The EU had a centralised approach in procuring and distributing vaccines, resulting in equal and timely distribution among its member states, whereas ASEAN’s approach in procuring vaccines individually resulted in a varying pace of vaccine distribution, which may go some way to explain their reluctance to reopen to one another, as each country was at very different stages of fighting COVID-19. Issues surrounding certain vaccine brands also remained, with countries such as Indonesia relying on Sinovac, whilst Singapore was late to approve emergency use of this vaccine, preferring mRNA vaccines.
Would an intra-ASEAN Travel Corridor have boosted the rate of recovery?
Travellers from ASEAN countries have surged since borders reopened, and are now amongst the top source markets for one another, showing a huge demand for intra-ASEAN travel. ASEAN travellers were also among the top spenders pre-pandemic, and had regional travel been facilitated sooner, it would no doubt have helped the tourism sector recover faster financially.
Whilst an intra-ASEAN travel corridor would have been a game changer in boosting tourism during the pandemic, the question still remains whether ASEAN would have had the capacity to actually implement a region-wide travel scheme.
The EU operates with a more centralised governance structure which allows it to seamlessly integrate each member state into its Digital COVID Certificate System. The EU’s coordinated approach on COVID-19 handling, including vaccine distribution, allowed member states to recover altogether as a region, and made it easier for the COVID Certificate System to be implemented.
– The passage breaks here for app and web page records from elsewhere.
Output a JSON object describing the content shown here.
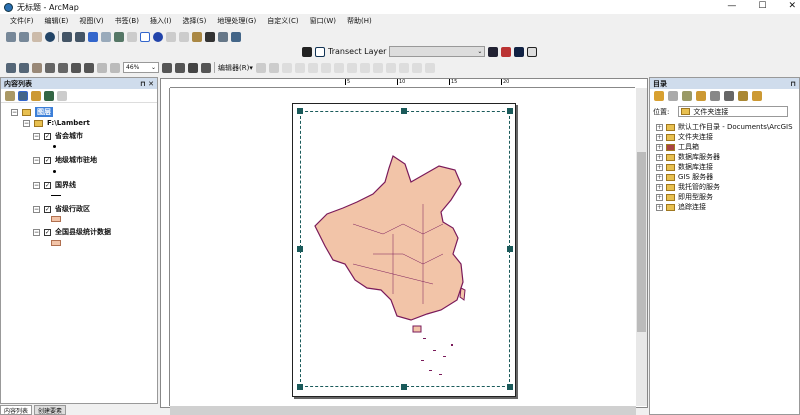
{
  "window": {
    "title": "无标题 - ArcMap"
  },
  "menu": [
    "文件(F)",
    "编辑(E)",
    "视图(V)",
    "书签(B)",
    "插入(I)",
    "选择(S)",
    "地理处理(G)",
    "自定义(C)",
    "窗口(W)",
    "帮助(H)"
  ],
  "toolbar": {
    "transect_label": "Transect Layer",
    "transect_value": "",
    "zoom_value": "46%",
    "editor_label": "编辑器(R)▾"
  },
  "toc": {
    "title": "内容列表",
    "root": "图层",
    "folder": "F:\\Lambert",
    "layers": [
      {
        "name": "省会城市",
        "symbol": "point"
      },
      {
        "name": "地级城市驻地",
        "symbol": "point"
      },
      {
        "name": "国界线",
        "symbol": "line"
      },
      {
        "name": "省级行政区",
        "symbol": "polygon"
      },
      {
        "name": "全国县级统计数据",
        "symbol": "polygon"
      }
    ],
    "tabs": [
      "内容列表",
      "创建要素"
    ]
  },
  "ruler": {
    "ticks": [
      "5",
      "10",
      "15",
      "20"
    ]
  },
  "catalog": {
    "title": "目录",
    "location_label": "位置:",
    "location_value": "文件夹连接",
    "items": [
      "默认工作目录 - Documents\\ArcGIS",
      "文件夹连接",
      "工具箱",
      "数据库服务器",
      "数据库连接",
      "GIS 服务器",
      "我托管的服务",
      "即用型服务",
      "追踪连接"
    ]
  },
  "colors": {
    "map_fill": "#f2c4a8",
    "map_outline": "#7a1a5a",
    "panel_header": "#cfdcec"
  }
}
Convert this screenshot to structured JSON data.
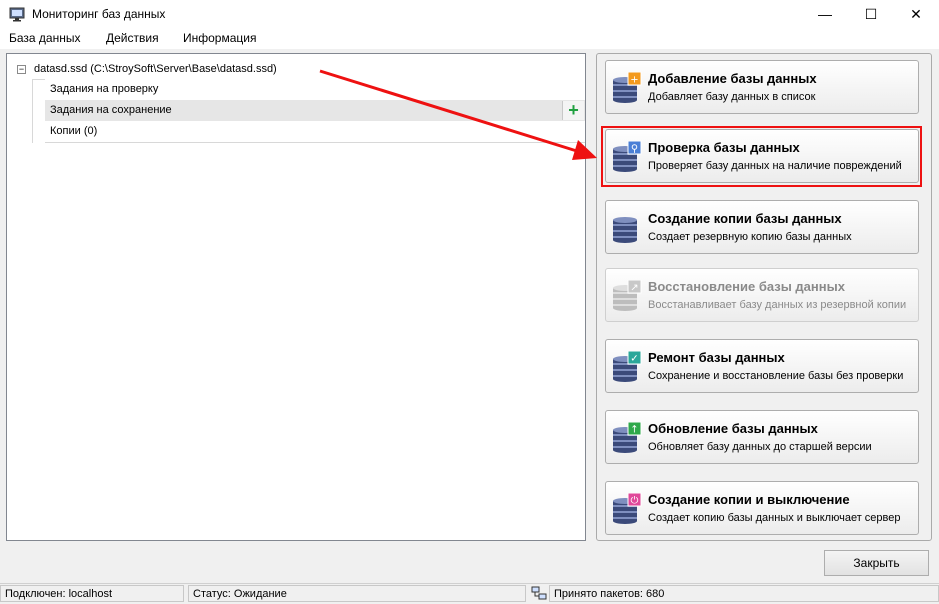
{
  "window": {
    "title": "Мониторинг баз данных",
    "min_icon": "—",
    "max_icon": "☐",
    "close_icon": "✕"
  },
  "menu": [
    "База данных",
    "Действия",
    "Информация"
  ],
  "tree": {
    "expander": "−",
    "root": "datasd.ssd (C:\\StroySoft\\Server\\Base\\datasd.ssd)",
    "children": [
      "Задания на проверку",
      "Задания на сохранение",
      "Копии (0)"
    ],
    "add_icon": "+"
  },
  "actions": [
    {
      "title": "Добавление базы данных",
      "desc": "Добавляет базу данных в список",
      "badge": "#f39a1e",
      "glyph": "+",
      "enabled": true
    },
    {
      "title": "Проверка базы данных",
      "desc": "Проверяет базу данных на наличие повреждений",
      "badge": "#4a7fd6",
      "glyph": "⚲",
      "enabled": true
    },
    {
      "title": "Создание копии базы данных",
      "desc": "Создает резервную копию базы данных",
      "badge": "",
      "glyph": "",
      "enabled": true
    },
    {
      "title": "Восстановление базы данных",
      "desc": "Восстанавливает базу данных из резервной копии",
      "badge": "#c8c8c8",
      "glyph": "↗",
      "enabled": false
    },
    {
      "title": "Ремонт базы данных",
      "desc": "Сохранение и восстановление базы без проверки",
      "badge": "#2aa79a",
      "glyph": "✓",
      "enabled": true
    },
    {
      "title": "Обновление базы данных",
      "desc": "Обновляет базу данных до старшей версии",
      "badge": "#2ea84a",
      "glyph": "↑",
      "enabled": true
    },
    {
      "title": "Создание копии и выключение",
      "desc": "Создает копию базы данных и выключает сервер",
      "badge": "#e0489a",
      "glyph": "⏻",
      "enabled": true
    }
  ],
  "close_button": "Закрыть",
  "status": {
    "connected": "Подключен: localhost",
    "state": "Статус: Ожидание",
    "packets": "Принято пакетов: 680"
  }
}
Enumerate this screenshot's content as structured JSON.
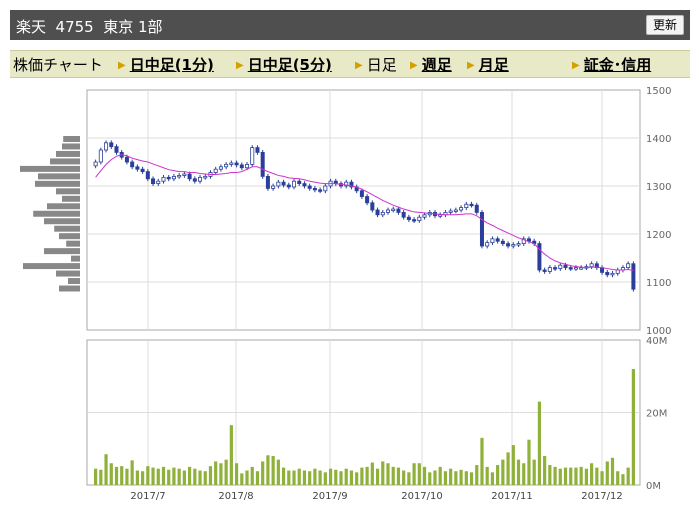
{
  "header": {
    "title": "楽天  4755  東京 1部",
    "refresh_label": "更新"
  },
  "tabs": {
    "label": "株価チャート",
    "items": [
      {
        "label": "日中足(1分)",
        "link": true
      },
      {
        "label": "日中足(5分)",
        "link": true
      },
      {
        "label": "日足",
        "link": false
      },
      {
        "label": "週足",
        "link": true
      },
      {
        "label": "月足",
        "link": true
      },
      {
        "label": "証金･信用",
        "link": true
      }
    ]
  },
  "colors": {
    "candle": "#2a3f9a",
    "moving_average": "#cc33cc",
    "volume": "#8fb13a",
    "volume_profile": "#888888",
    "grid": "#dddddd"
  },
  "chart_data": [
    {
      "type": "candlestick",
      "title": "",
      "x_tick_labels": [
        "2017/7",
        "2017/8",
        "2017/9",
        "2017/10",
        "2017/11",
        "2017/12"
      ],
      "y_tick_labels": [
        "1500",
        "1400",
        "1300",
        "1200",
        "1100",
        "1000"
      ],
      "ylim": [
        1000,
        1500
      ],
      "grid": true,
      "close": [
        1350,
        1375,
        1390,
        1382,
        1370,
        1360,
        1350,
        1340,
        1335,
        1330,
        1315,
        1305,
        1310,
        1318,
        1315,
        1320,
        1322,
        1325,
        1315,
        1310,
        1318,
        1320,
        1328,
        1335,
        1340,
        1345,
        1348,
        1344,
        1338,
        1345,
        1380,
        1370,
        1320,
        1295,
        1300,
        1308,
        1302,
        1298,
        1310,
        1305,
        1300,
        1295,
        1292,
        1290,
        1300,
        1310,
        1305,
        1300,
        1308,
        1298,
        1290,
        1278,
        1265,
        1250,
        1240,
        1245,
        1250,
        1252,
        1245,
        1235,
        1230,
        1228,
        1235,
        1240,
        1245,
        1238,
        1240,
        1245,
        1248,
        1250,
        1255,
        1262,
        1260,
        1245,
        1175,
        1182,
        1190,
        1185,
        1180,
        1175,
        1178,
        1180,
        1190,
        1185,
        1180,
        1125,
        1122,
        1130,
        1128,
        1135,
        1130,
        1128,
        1130,
        1130,
        1132,
        1138,
        1130,
        1120,
        1115,
        1118,
        1125,
        1130,
        1138,
        1085
      ],
      "moving_average": [
        1318,
        1332,
        1345,
        1355,
        1362,
        1365,
        1363,
        1358,
        1355,
        1352,
        1350,
        1346,
        1342,
        1338,
        1334,
        1332,
        1330,
        1330,
        1328,
        1328,
        1326,
        1325,
        1324,
        1324,
        1325,
        1326,
        1328,
        1328,
        1330,
        1335,
        1340,
        1340,
        1335,
        1330,
        1326,
        1322,
        1320,
        1317,
        1316,
        1315,
        1313,
        1310,
        1308,
        1306,
        1305,
        1305,
        1305,
        1303,
        1302,
        1300,
        1298,
        1293,
        1288,
        1282,
        1276,
        1270,
        1265,
        1260,
        1256,
        1252,
        1249,
        1246,
        1245,
        1244,
        1243,
        1242,
        1241,
        1240,
        1240,
        1240,
        1241,
        1242,
        1242,
        1238,
        1230,
        1223,
        1218,
        1212,
        1207,
        1202,
        1197,
        1192,
        1188,
        1184,
        1180,
        1168,
        1158,
        1150,
        1144,
        1140,
        1137,
        1134,
        1132,
        1131,
        1130,
        1131,
        1131,
        1130,
        1128,
        1126,
        1125,
        1125,
        1126,
        1124
      ]
    },
    {
      "type": "bar",
      "title": "",
      "y_tick_labels": [
        "40M",
        "20M",
        "0M"
      ],
      "ylim": [
        0,
        40
      ],
      "values": [
        4.5,
        4.2,
        8.5,
        6,
        5,
        5.2,
        4.5,
        6.8,
        4,
        3.8,
        5.2,
        4.8,
        4.5,
        5,
        4.2,
        4.8,
        4.5,
        4,
        5,
        4.5,
        4,
        3.8,
        5.2,
        6.5,
        6,
        7,
        16.5,
        6,
        3.2,
        4,
        5,
        3.8,
        6.5,
        8.2,
        8,
        7,
        4.8,
        4,
        4,
        4.5,
        4,
        3.8,
        4.5,
        4,
        3.5,
        4.5,
        4.2,
        3.8,
        4.5,
        4,
        3.5,
        4.8,
        5,
        6.2,
        4.5,
        6.5,
        6,
        5,
        4.8,
        4,
        3.5,
        6,
        6,
        5,
        3.5,
        4,
        5,
        3.8,
        4.5,
        3.8,
        4.2,
        3.8,
        3.5,
        5.5,
        13,
        5,
        3.5,
        5.5,
        7,
        9,
        11,
        7,
        6,
        12.5,
        7,
        23,
        8,
        5.5,
        5,
        4.5,
        4.8,
        4.8,
        4.8,
        5,
        4.5,
        6,
        4.8,
        3.8,
        6.5,
        7.5,
        3.8,
        3,
        4.8,
        32
      ]
    },
    {
      "type": "volume_profile",
      "title": "",
      "values": [
        0.28,
        0.3,
        0.4,
        0.5,
        1.0,
        0.7,
        0.75,
        0.4,
        0.3,
        0.55,
        0.78,
        0.6,
        0.43,
        0.35,
        0.23,
        0.6,
        0.15,
        0.95,
        0.4,
        0.2,
        0.35
      ]
    }
  ]
}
The same, however, cannot be said for the varying pace of recovery throughout ASEAN.
In the end, as of August 2022, the intra-ASEAN travel corridor never made it past a draft idea. It is doubtful that anything further will come out of it since each ASEAN nation has now reopened borders on their own terms. Nonetheless, the lack of action on facilitating regional travel remains a missed opportunity for ASEAN. Had it been realised, who knows how much further the recovery would have gone at this point of the pandemic.
Pear Anderson is an industry-leading travel market intelligence consultancy. We represent companies looking for travel market research or travel trade sales representation in the Southeast Asian market.